Brazil. Deco (Lázaro Ramos) and Naldinho (Wagner Moura) jointly own a cargo boat that plies its trade up the north-eastern coast. Then Karinna (Alice Braga), a young hitchhiker, arrives. The two men agree to give her a lift to Salvador in return for her having sex with both of them. Karinna is about to travel onwards when Naldinho gets into a brawl after a cockfight and is stabbed, and Deco fights off the assailant. The three of them escape for Salvador.
Several Brazilian films have seen British distribution in the last few years, including City of God (which featured Alice Braga, niece of 70s star Sonia Braga) and Carandiru (which featured Ramos and Moura). The producer is Walter Salles, director of Central Station, on which Sérgio Machado served as his assitant. Lower City benefits from a setting less familiar to our eyes – in other words, it’s set somewhere different to Sao Paolo or Rio. This is a very sensual film, much of shot handheld at night under fluorescent or neon light, with much emphasis on the texture of skin – and sweat. It has a febrile atmosphere: you sense that violence could erupt at any moment. Toca Seabra’s camerawork and Marcos Pedroso’s art direction make strong contributions. Lower City is a character-led film though, with a rather open-ended conclusion that leaves certain plotlines unresolved.

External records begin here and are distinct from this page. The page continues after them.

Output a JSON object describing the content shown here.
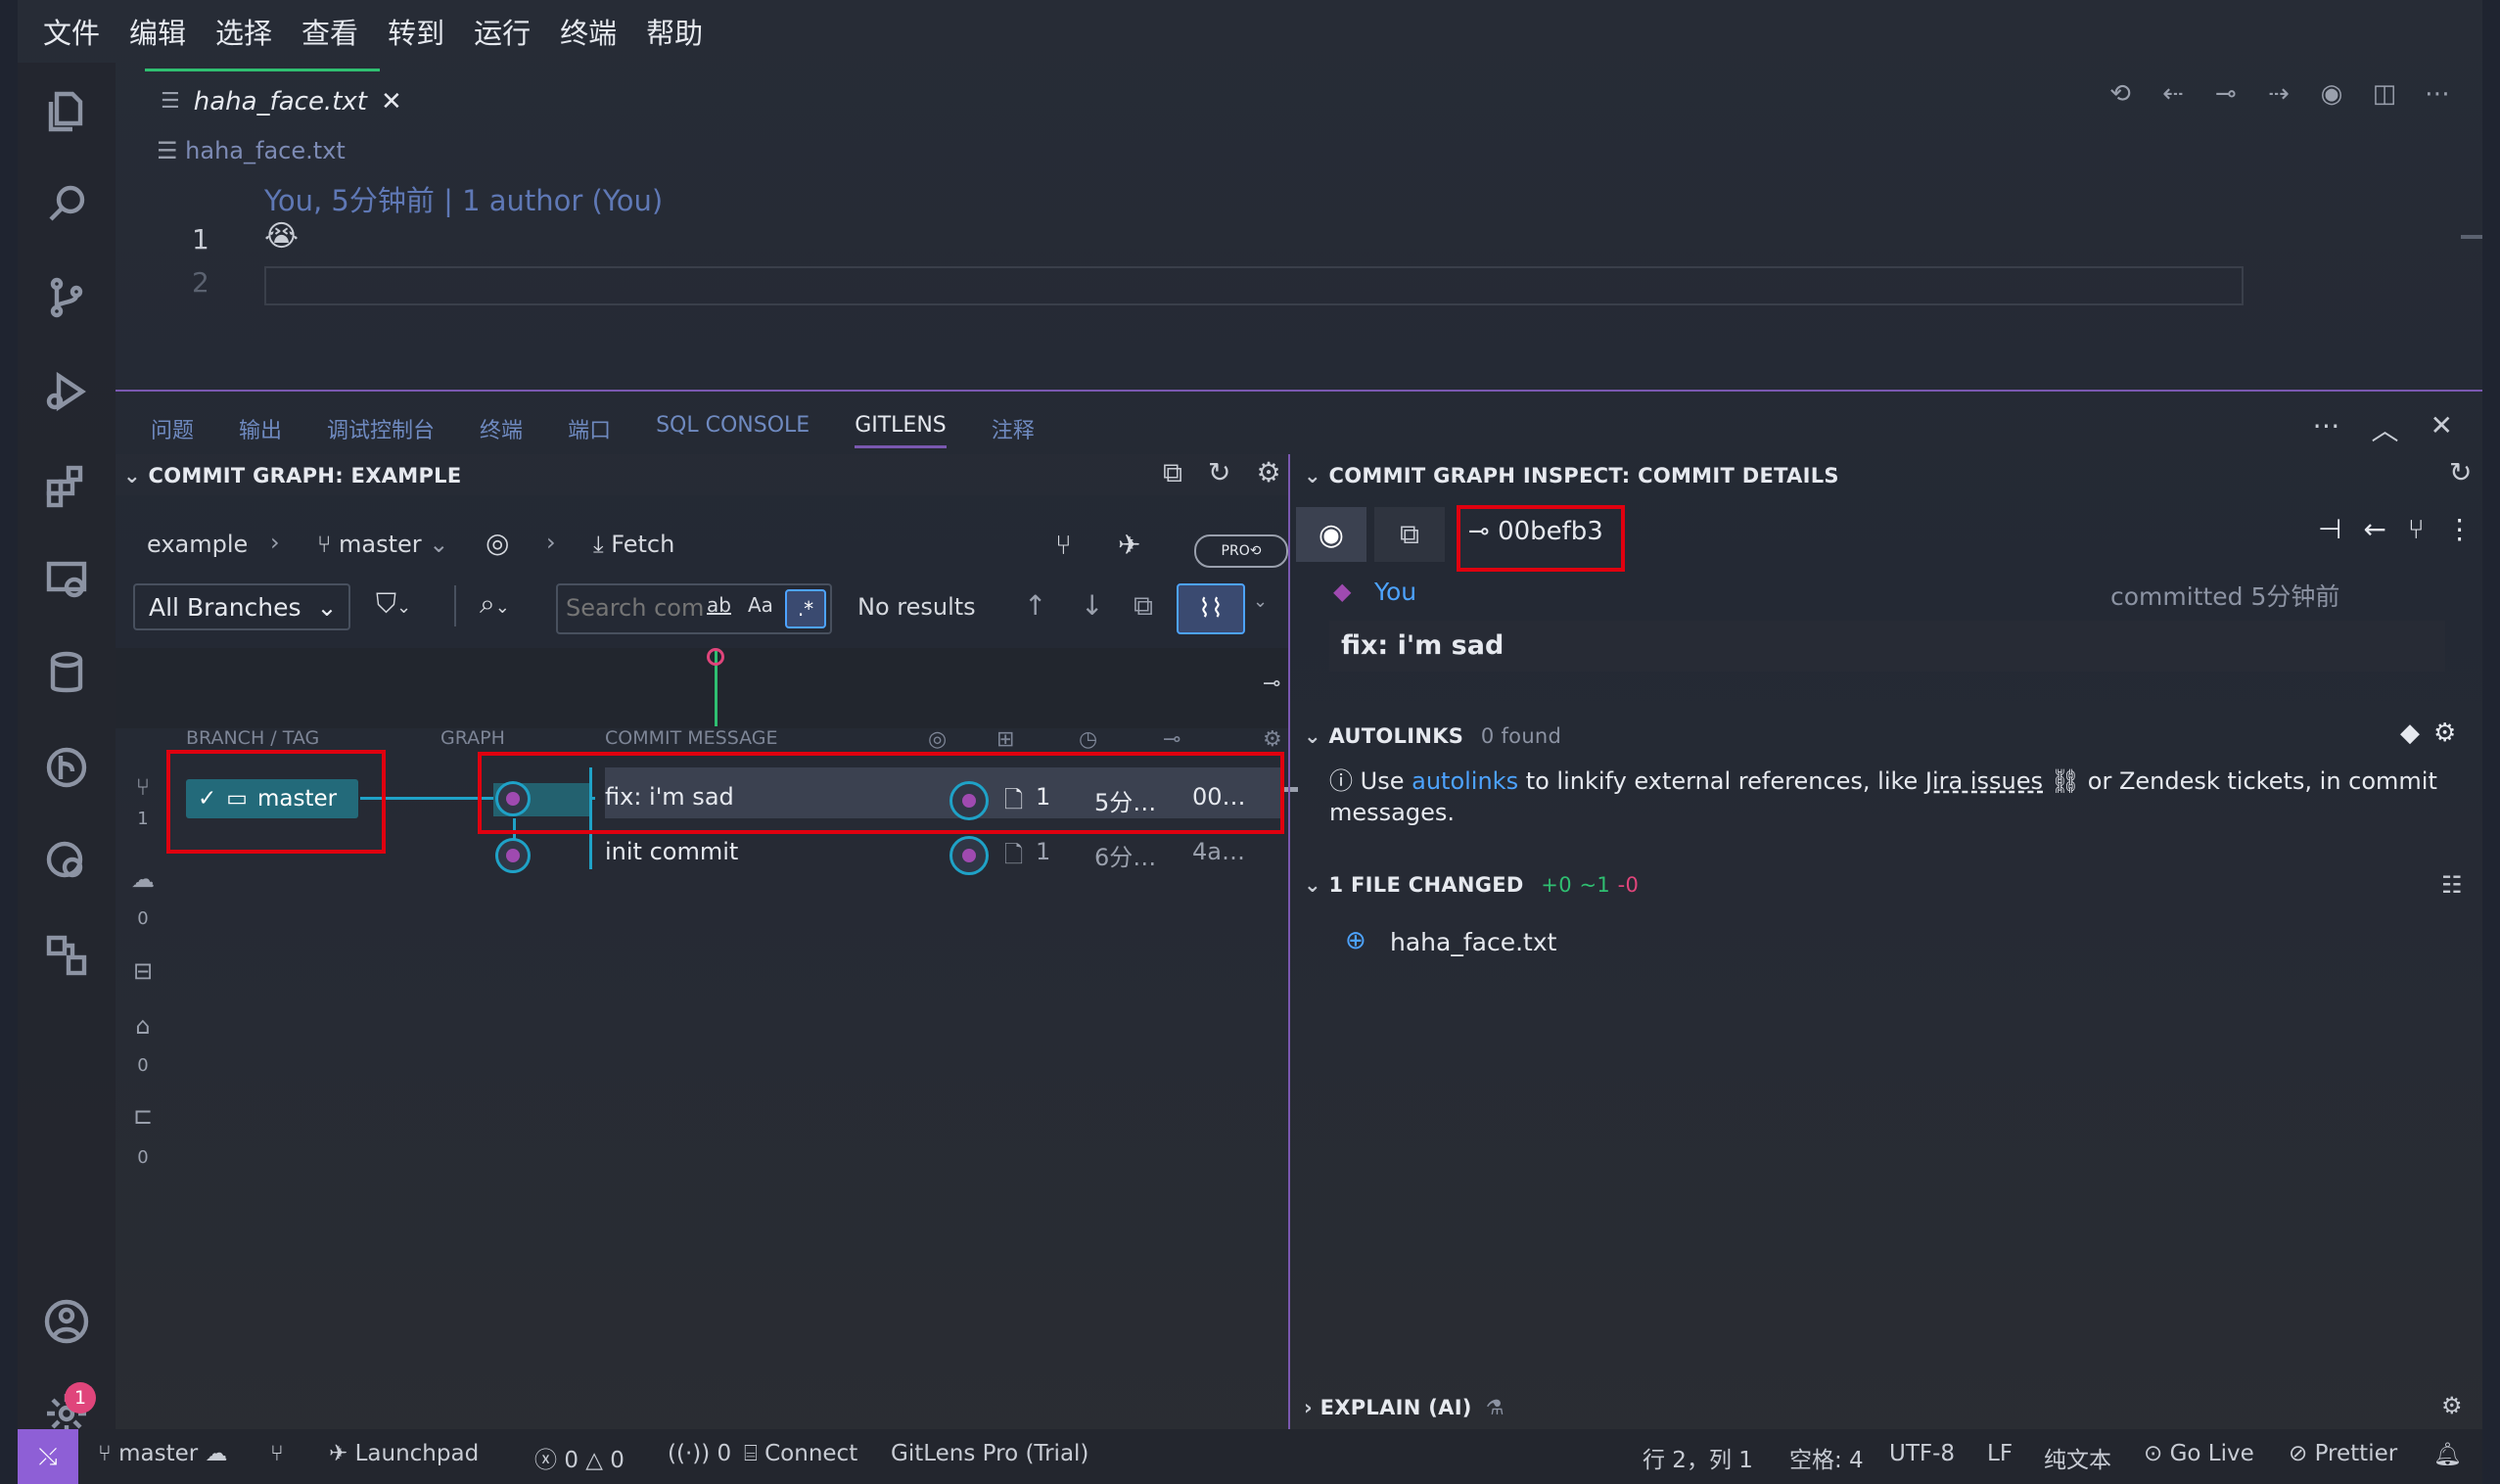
{
  "menu": [
    "文件",
    "编辑",
    "选择",
    "查看",
    "转到",
    "运行",
    "终端",
    "帮助"
  ],
  "editor": {
    "tab_name": "haha_face.txt",
    "breadcrumb": "haha_face.txt",
    "blame": "You, 5分钟前 | 1 author (You)",
    "lines": [
      {
        "num": "1",
        "text": "😭"
      },
      {
        "num": "2",
        "text": ""
      }
    ]
  },
  "panel": {
    "tabs": [
      "问题",
      "输出",
      "调试控制台",
      "终端",
      "端口",
      "SQL CONSOLE",
      "GITLENS",
      "注释"
    ],
    "active_tab": "GITLENS"
  },
  "graph": {
    "section_title": "COMMIT GRAPH: EXAMPLE",
    "repo": "example",
    "branch": "master",
    "fetch": "Fetch",
    "pro": "PRO",
    "branches_filter": "All Branches",
    "search_placeholder": "Search commits",
    "search_opt_ab": "ab",
    "search_opt_aa": "Aa",
    "search_opt_regex": ".*",
    "no_results": "No results",
    "columns": [
      "BRANCH / TAG",
      "GRAPH",
      "COMMIT MESSAGE"
    ],
    "side_counts": [
      "1",
      "0",
      "0",
      "0"
    ],
    "rows": [
      {
        "branch": "master",
        "message": "fix: i'm sad",
        "files": "1",
        "time": "5分…",
        "sha": "00…"
      },
      {
        "branch": "",
        "message": "init commit",
        "files": "1",
        "time": "6分…",
        "sha": "4a…"
      }
    ]
  },
  "details": {
    "section_title": "COMMIT GRAPH INSPECT: COMMIT DETAILS",
    "sha": "00befb3",
    "author": "You",
    "committed": "committed 5分钟前",
    "message": "fix: i'm sad",
    "autolinks_title": "AUTOLINKS",
    "autolinks_found": "0 found",
    "autolinks_text_1": "Use ",
    "autolinks_link": "autolinks",
    "autolinks_text_2": " to linkify external references, like ",
    "autolinks_jira": "Jira issues",
    "autolinks_text_3": " or Zendesk tickets, in commit messages.",
    "files_title": "1 FILE CHANGED",
    "files_stats": [
      "+0",
      "~1",
      "-0"
    ],
    "file_name": "haha_face.txt",
    "explain_title": "EXPLAIN (AI)"
  },
  "status": {
    "branch": "master",
    "launchpad": "Launchpad",
    "problems": "0",
    "warnings": "0",
    "ports": "0",
    "connect": "Connect",
    "gitlens": "GitLens Pro (Trial)",
    "position": "行 2，列 1",
    "spaces": "空格: 4",
    "encoding": "UTF-8",
    "eol": "LF",
    "language": "纯文本",
    "golive": "Go Live",
    "prettier": "Prettier"
  },
  "activity_badge": "1",
  "colors": {
    "accent": "#7a58b0",
    "highlight": "#e0000f",
    "node": "#1fa2c7",
    "link": "#4da3ff"
  }
}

However, ultimately this is a familiar story: two men and the woman who comes between them. The sexy free spirit who’s more than willing to put out is a stock figure – and more than a little of a male fantasy. That’s not to say that Alice Braga doesn’t give shadings to her role, as she does. But on the other hand, Machado (who wrote the script as well as directed, his fiction-feature debut) seems to fight shy of exploring the bond between the two men – a non-sexual homoeroticism that the writer-director of another recent film I’ve seen (Where the Truth Lies) was certainly bolder in dealing with. It’s also a very male film in another way: while Braga is seen naked on several occasions, none of the men are filmed below the waist, a brief shot of Ramos’s buttocks aside. Just for once, race isn't really an issue, though Naldinho is white and Deco black.
I’ll finish with a couple of specific warnings to the susceptible. There are several scenes set in nightclubs which employ strobe lighting. Also, the cockfight scene will no doubt be upsetting to some. Presumably it’s faked, or the BBFC would not have passed it, but it does look very realistic.

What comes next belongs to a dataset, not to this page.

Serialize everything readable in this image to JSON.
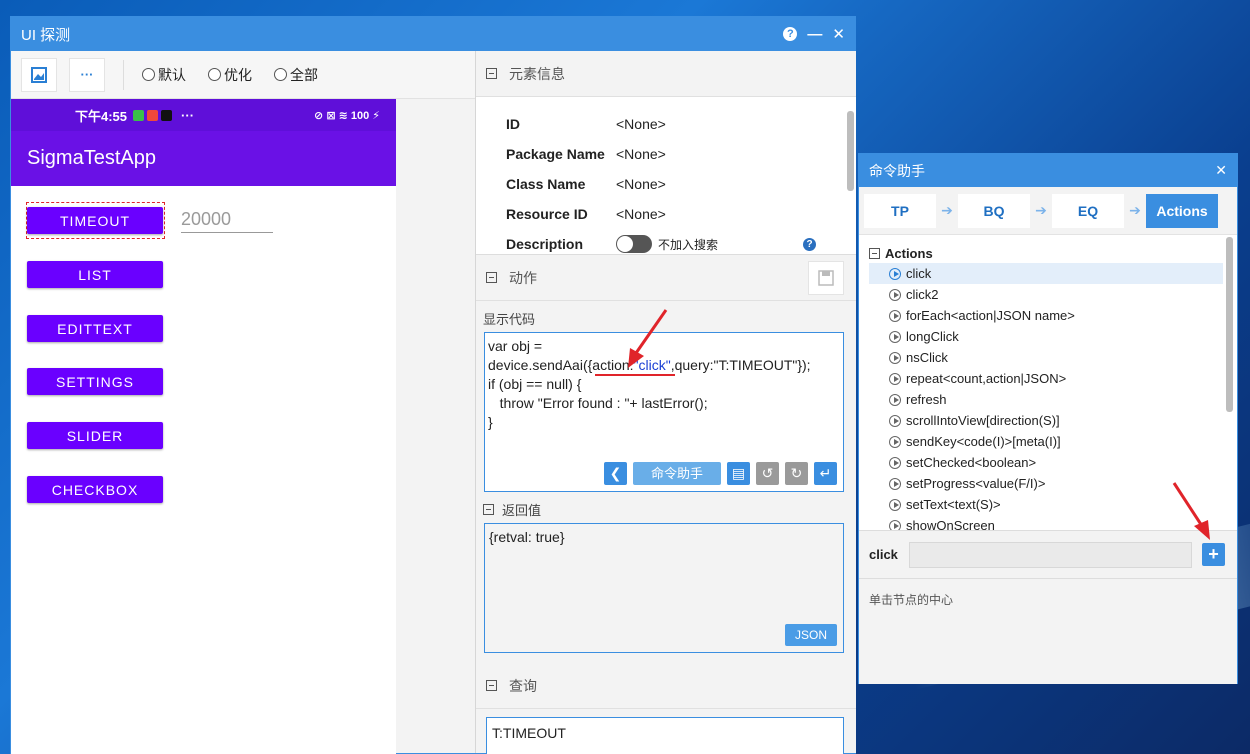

Verve’s DVD is encoded for Region 2 only. Lower City’s aspect ratio is 1.85:1, and the transfer here, anamorphically enhanced, is correct. (In fact, there’s a very thin black bar at the top and bottom, so to be pedantic it’s 1.80:1, but that isn’t a cinematic ratio.) The transfer is faithful to the film’s use of vivid colours and also its grain, which was no doubt inevitable due to the way it was filmed, though it’s rather too soft, especially in longer shots.
The soundtrack is a disappointment, a 2.0 (Prologic Dolby Surround) mix when the film has a Dolby Digital soundtrack. To be fair, I’m not sure a 5.1 mix would make much difference as this isn’t the most adventurous example of sound design, pretty much monophonic with music and ambience on the surrounds.
The only extra is the theatrical trailer, which is oddly brighter than the feature. It makes the film seem more like a thriller than it actually is.
Lower City has plenty of interest and is, its flaws notwithstanding, a worthy addition to the recent crop of Latin American films. Verve’s DVD is decent but not outstanding, but is certainly worth renting or picking up cheaply.